The federal coalition is flagging legislation with other countries to review and scrap state, province, local council and public university deals.
It will also encourage Foreign Minister Marise Payne to nip major agreements in the bud after an attempt to negotiate with another country is informed by states and territories.
It would require federal approval for all deals and could be revoked later.
In order to negotiate, councils or universities would not need permission, but would need to inform the minister before entering into an agreement with foreign government entities.
The non-legally binding sign of Victoria on China’s belt and road initiative has given rise to questions about foreign intervention.
The state government, however, maintains that the agreement is about improving jobs and trade in infrastructure projects.
The foreign minister will have the power to cancel private contracts, such as the belt and road plan, arising from foreign deals.
Prime Minister Scott Morrison said Australians had correctly expected foreign policy to be set by the federal government.
“It is vital that when it comes to Australia’s dealings with the rest of the world we speak with one voice and work to one plan,” he said.

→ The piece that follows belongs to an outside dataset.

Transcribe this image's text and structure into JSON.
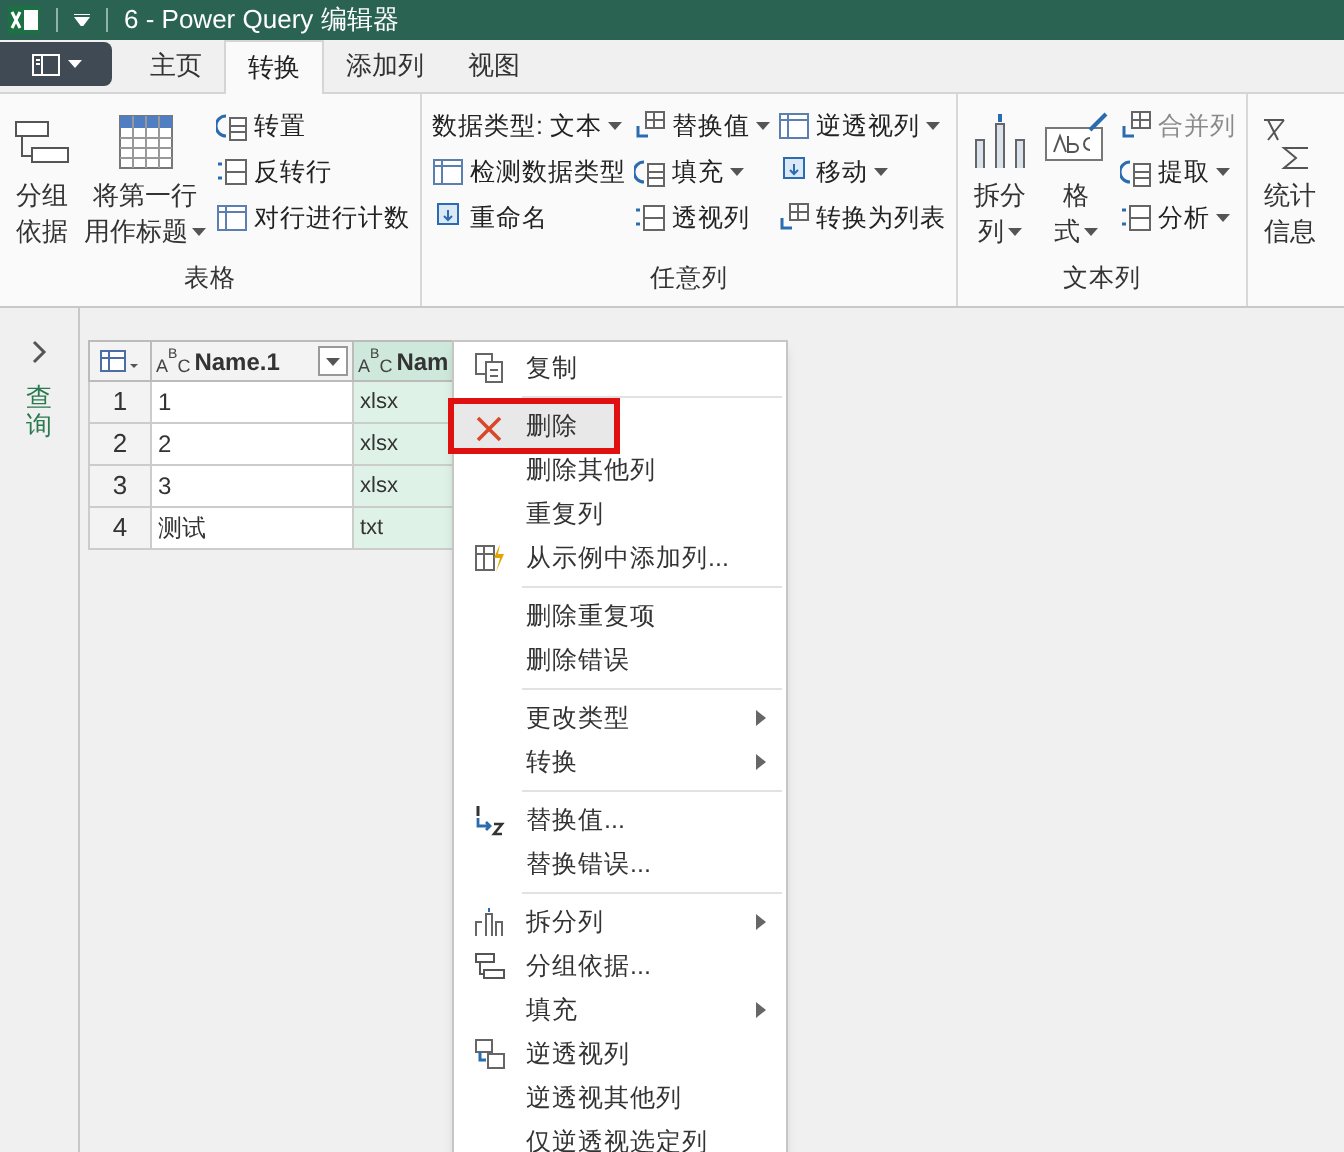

He said it was critical that all state government, council or university agreements be known to the federal government.
“Where any of these agreements undermine how the federal government is protecting and promoting our national interests they can be cancelled,” Mr Morrison said.
Within six months of the new regime coming into effect, a stocktaking of current Commonwealth agreements would have to be done by the states and other bodies covered.
If they are inconsistent with foreign policy or are harmful to relations with other nations, the minister would have the power to cancel agreements.
Details on agreements and ministerial decisions will be detailed in the public registry.
By the end of the year the government is ready to pass the bill and will next week submit legislation to the federal parliament.
Foreign Minister Marise Payne said the amendments would insure that all international agreements are consistent with the principles of Australia.
“It is vital for Australia’s prosperity, security and sovereignty that our foreign policy is driven by our national interest,” she said.
Security officials have briefed state and territorial governments in recent weeks on the consequences for negotiations that will be guarded.